• TASK INPUT
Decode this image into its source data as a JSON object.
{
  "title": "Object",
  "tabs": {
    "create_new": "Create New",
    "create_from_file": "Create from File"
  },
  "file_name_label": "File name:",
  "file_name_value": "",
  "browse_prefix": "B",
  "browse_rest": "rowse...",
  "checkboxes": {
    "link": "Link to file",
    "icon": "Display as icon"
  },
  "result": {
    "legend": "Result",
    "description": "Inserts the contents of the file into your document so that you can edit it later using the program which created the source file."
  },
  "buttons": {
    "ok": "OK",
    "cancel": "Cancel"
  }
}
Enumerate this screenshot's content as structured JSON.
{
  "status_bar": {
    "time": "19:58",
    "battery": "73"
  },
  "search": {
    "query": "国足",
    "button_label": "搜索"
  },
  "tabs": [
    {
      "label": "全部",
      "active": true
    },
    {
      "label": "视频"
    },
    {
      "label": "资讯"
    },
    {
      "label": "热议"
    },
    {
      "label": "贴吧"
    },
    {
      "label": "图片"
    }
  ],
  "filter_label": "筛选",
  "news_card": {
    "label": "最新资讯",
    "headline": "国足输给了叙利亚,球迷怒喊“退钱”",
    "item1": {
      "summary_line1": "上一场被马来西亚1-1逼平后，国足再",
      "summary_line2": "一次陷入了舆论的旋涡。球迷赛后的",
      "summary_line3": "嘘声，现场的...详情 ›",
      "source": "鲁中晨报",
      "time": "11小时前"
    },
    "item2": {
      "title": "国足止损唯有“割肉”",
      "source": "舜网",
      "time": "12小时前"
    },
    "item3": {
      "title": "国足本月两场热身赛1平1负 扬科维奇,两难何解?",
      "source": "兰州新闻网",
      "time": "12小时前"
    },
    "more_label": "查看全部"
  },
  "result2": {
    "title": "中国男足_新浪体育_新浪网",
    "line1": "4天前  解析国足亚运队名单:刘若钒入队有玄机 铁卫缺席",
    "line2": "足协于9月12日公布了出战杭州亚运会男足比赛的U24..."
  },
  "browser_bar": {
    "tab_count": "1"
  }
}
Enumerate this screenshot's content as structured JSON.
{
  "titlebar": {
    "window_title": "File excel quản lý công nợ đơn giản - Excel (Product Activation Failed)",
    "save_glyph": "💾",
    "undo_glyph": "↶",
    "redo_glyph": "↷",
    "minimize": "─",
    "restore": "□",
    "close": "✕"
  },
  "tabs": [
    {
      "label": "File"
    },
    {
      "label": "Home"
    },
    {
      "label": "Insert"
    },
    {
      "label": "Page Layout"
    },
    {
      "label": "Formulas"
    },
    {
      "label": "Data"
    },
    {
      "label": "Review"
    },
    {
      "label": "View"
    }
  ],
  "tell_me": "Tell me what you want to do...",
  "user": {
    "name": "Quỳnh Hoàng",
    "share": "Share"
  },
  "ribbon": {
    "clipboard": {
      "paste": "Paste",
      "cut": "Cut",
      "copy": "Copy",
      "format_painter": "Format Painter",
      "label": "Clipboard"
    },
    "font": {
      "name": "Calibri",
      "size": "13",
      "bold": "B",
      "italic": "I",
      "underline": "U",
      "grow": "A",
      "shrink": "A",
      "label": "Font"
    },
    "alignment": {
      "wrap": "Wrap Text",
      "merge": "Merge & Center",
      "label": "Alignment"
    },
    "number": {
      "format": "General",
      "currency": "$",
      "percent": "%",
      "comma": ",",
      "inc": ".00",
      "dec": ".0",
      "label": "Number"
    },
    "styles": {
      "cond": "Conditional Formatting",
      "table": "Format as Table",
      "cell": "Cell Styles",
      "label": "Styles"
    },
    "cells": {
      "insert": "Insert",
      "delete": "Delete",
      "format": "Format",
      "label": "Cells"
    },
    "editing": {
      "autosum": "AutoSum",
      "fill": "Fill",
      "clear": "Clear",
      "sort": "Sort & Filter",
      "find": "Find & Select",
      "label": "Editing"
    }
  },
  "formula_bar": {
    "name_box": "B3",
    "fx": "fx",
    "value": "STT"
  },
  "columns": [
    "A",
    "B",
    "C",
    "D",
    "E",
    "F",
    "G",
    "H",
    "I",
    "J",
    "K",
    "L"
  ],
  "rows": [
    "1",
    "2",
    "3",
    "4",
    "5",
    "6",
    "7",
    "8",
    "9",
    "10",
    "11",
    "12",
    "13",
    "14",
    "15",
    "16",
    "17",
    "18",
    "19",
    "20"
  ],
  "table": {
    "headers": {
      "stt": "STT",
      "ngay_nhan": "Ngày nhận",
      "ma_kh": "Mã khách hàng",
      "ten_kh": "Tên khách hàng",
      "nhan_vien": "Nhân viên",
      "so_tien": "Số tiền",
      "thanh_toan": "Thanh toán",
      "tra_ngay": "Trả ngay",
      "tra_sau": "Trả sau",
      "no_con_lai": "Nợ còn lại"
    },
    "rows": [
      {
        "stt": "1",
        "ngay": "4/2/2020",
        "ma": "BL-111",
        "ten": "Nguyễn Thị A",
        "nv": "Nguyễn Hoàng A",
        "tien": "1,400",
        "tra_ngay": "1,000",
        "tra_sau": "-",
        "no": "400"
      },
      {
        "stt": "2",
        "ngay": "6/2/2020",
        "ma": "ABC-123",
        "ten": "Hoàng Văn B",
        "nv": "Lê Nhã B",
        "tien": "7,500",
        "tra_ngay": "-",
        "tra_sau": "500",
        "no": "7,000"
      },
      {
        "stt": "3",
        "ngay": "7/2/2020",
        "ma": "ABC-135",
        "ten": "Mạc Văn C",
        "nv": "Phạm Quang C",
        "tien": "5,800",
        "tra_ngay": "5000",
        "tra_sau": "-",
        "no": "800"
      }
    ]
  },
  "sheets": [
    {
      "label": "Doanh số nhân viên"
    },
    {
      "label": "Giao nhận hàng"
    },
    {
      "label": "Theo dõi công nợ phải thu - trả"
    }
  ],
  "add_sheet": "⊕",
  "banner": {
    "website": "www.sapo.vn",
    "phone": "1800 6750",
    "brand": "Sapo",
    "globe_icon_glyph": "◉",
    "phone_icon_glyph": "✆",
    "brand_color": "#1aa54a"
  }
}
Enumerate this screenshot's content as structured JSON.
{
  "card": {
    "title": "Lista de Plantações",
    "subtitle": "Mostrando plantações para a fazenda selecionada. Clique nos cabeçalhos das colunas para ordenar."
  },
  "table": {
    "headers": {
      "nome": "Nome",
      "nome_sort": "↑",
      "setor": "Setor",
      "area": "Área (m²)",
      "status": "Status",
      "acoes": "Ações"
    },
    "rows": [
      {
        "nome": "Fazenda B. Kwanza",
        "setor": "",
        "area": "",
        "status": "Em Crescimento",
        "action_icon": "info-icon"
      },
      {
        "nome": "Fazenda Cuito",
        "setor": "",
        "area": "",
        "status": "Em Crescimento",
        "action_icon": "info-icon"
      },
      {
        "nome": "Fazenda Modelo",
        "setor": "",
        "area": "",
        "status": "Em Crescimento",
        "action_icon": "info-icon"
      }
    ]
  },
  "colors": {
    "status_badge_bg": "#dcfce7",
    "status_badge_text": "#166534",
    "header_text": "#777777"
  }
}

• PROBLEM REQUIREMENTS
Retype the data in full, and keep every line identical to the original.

• SOLUTION BELOW
Decode this image into its source data as a JSON object.
{
  "title": "Object",
  "tabs": {
    "create_new": "Create New",
    "create_from_file": "Create from File"
  },
  "file_name_label": "File name:",
  "file_name_value": "",
  "browse_prefix": "B",
  "browse_rest": "rowse...",
  "checkboxes": {
    "link": "Link to file",
    "icon": "Display as icon"
  },
  "result": {
    "legend": "Result",
    "description": "Inserts the contents of the file into your document so that you can edit it later using the program which created the source file."
  },
  "buttons": {
    "ok": "OK",
    "cancel": "Cancel"
  }
}
Enumerate this screenshot's content as structured JSON.
{
  "status_bar": {
    "time": "19:58",
    "battery": "73"
  },
  "search": {
    "query": "国足",
    "button_label": "搜索"
  },
  "tabs": [
    {
      "label": "全部",
      "active": true
    },
    {
      "label": "视频"
    },
    {
      "label": "资讯"
    },
    {
      "label": "热议"
    },
    {
      "label": "贴吧"
    },
    {
      "label": "图片"
    }
  ],
  "filter_label": "筛选",
  "news_card": {
    "label": "最新资讯",
    "headline": "国足输给了叙利亚,球迷怒喊“退钱”",
    "item1": {
      "summary_line1": "上一场被马来西亚1-1逼平后，国足再",
      "summary_line2": "一次陷入了舆论的旋涡。球迷赛后的",
      "summary_line3": "嘘声，现场的...详情 ›",
      "source": "鲁中晨报",
      "time": "11小时前"
    },
    "item2": {
      "title": "国足止损唯有“割肉”",
      "source": "舜网",
      "time": "12小时前"
    },
    "item3": {
      "title": "国足本月两场热身赛1平1负 扬科维奇,两难何解?",
      "source": "兰州新闻网",
      "time": "12小时前"
    },
    "more_label": "查看全部"
  },
  "result2": {
    "title": "中国男足_新浪体育_新浪网",
    "line1": "4天前  解析国足亚运队名单:刘若钒入队有玄机 铁卫缺席",
    "line2": "足协于9月12日公布了出战杭州亚运会男足比赛的U24..."
  },
  "browser_bar": {
    "tab_count": "1"
  }
}
Enumerate this screenshot's content as structured JSON.
{
  "titlebar": {
    "window_title": "File excel quản lý công nợ đơn giản - Excel (Product Activation Failed)",
    "save_glyph": "💾",
    "undo_glyph": "↶",
    "redo_glyph": "↷",
    "minimize": "─",
    "restore": "□",
    "close": "✕"
  },
  "tabs": [
    {
      "label": "File"
    },
    {
      "label": "Home"
    },
    {
      "label": "Insert"
    },
    {
      "label": "Page Layout"
    },
    {
      "label": "Formulas"
    },
    {
      "label": "Data"
    },
    {
      "label": "Review"
    },
    {
      "label": "View"
    }
  ],
  "tell_me": "Tell me what you want to do...",
  "user": {
    "name": "Quỳnh Hoàng",
    "share": "Share"
  },
  "ribbon": {
    "clipboard": {
      "paste": "Paste",
      "cut": "Cut",
      "copy": "Copy",
      "format_painter": "Format Painter",
      "label": "Clipboard"
    },
    "font": {
      "name": "Calibri",
      "size": "13",
      "bold": "B",
      "italic": "I",
      "underline": "U",
      "grow": "A",
      "shrink": "A",
      "label": "Font"
    },
    "alignment": {
      "wrap": "Wrap Text",
      "merge": "Merge & Center",
      "label": "Alignment"
    },
    "number": {
      "format": "General",
      "currency": "$",
      "percent": "%",
      "comma": ",",
      "inc": ".00",
      "dec": ".0",
      "label": "Number"
    },
    "styles": {
      "cond": "Conditional Formatting",
      "table": "Format as Table",
      "cell": "Cell Styles",
      "label": "Styles"
    },
    "cells": {
      "insert": "Insert",
      "delete": "Delete",
      "format": "Format",
      "label": "Cells"
    },
    "editing": {
      "autosum": "AutoSum",
      "fill": "Fill",
      "clear": "Clear",
      "sort": "Sort & Filter",
      "find": "Find & Select",
      "label": "Editing"
    }
  },
  "formula_bar": {
    "name_box": "B3",
    "fx": "fx",
    "value": "STT"
  },
  "columns": [
    "A",
    "B",
    "C",
    "D",
    "E",
    "F",
    "G",
    "H",
    "I",
    "J",
    "K",
    "L"
  ],
  "rows": [
    "1",
    "2",
    "3",
    "4",
    "5",
    "6",
    "7",
    "8",
    "9",
    "10",
    "11",
    "12",
    "13",
    "14",
    "15",
    "16",
    "17",
    "18",
    "19",
    "20"
  ],
  "table": {
    "headers": {
      "stt": "STT",
      "ngay_nhan": "Ngày nhận",
      "ma_kh": "Mã khách hàng",
      "ten_kh": "Tên khách hàng",
      "nhan_vien": "Nhân viên",
      "so_tien": "Số tiền",
      "thanh_toan": "Thanh toán",
      "tra_ngay": "Trả ngay",
      "tra_sau": "Trả sau",
      "no_con_lai": "Nợ còn lại"
    },
    "rows": [
      {
        "stt": "1",
        "ngay": "4/2/2020",
        "ma": "BL-111",
        "ten": "Nguyễn Thị A",
        "nv": "Nguyễn Hoàng A",
        "tien": "1,400",
        "tra_ngay": "1,000",
        "tra_sau": "-",
        "no": "400"
      },
      {
        "stt": "2",
        "ngay": "6/2/2020",
        "ma": "ABC-123",
        "ten": "Hoàng Văn B",
        "nv": "Lê Nhã B",
        "tien": "7,500",
        "tra_ngay": "-",
        "tra_sau": "500",
        "no": "7,000"
      },
      {
        "stt": "3",
        "ngay": "7/2/2020",
        "ma": "ABC-135",
        "ten": "Mạc Văn C",
        "nv": "Phạm Quang C",
        "tien": "5,800",
        "tra_ngay": "5000",
        "tra_sau": "-",
        "no": "800"
      }
    ]
  },
  "sheets": [
    {
      "label": "Doanh số nhân viên"
    },
    {
      "label": "Giao nhận hàng"
    },
    {
      "label": "Theo dõi công nợ phải thu - trả"
    }
  ],
  "add_sheet": "⊕",
  "banner": {
    "website": "www.sapo.vn",
    "phone": "1800 6750",
    "brand": "Sapo",
    "globe_icon_glyph": "◉",
    "phone_icon_glyph": "✆",
    "brand_color": "#1aa54a"
  }
}
Enumerate this screenshot's content as structured JSON.
{
  "card": {
    "title": "Lista de Plantações",
    "subtitle": "Mostrando plantações para a fazenda selecionada. Clique nos cabeçalhos das colunas para ordenar."
  },
  "table": {
    "headers": {
      "nome": "Nome",
      "nome_sort": "↑",
      "setor": "Setor",
      "area": "Área (m²)",
      "status": "Status",
      "acoes": "Ações"
    },
    "rows": [
      {
        "nome": "Fazenda B. Kwanza",
        "setor": "",
        "area": "",
        "status": "Em Crescimento",
        "action_icon": "info-icon"
      },
      {
        "nome": "Fazenda Cuito",
        "setor": "",
        "area": "",
        "status": "Em Crescimento",
        "action_icon": "info-icon"
      },
      {
        "nome": "Fazenda Modelo",
        "setor": "",
        "area": "",
        "status": "Em Crescimento",
        "action_icon": "info-icon"
      }
    ]
  },
  "colors": {
    "status_badge_bg": "#dcfce7",
    "status_badge_text": "#166534",
    "header_text": "#777777"
  }
}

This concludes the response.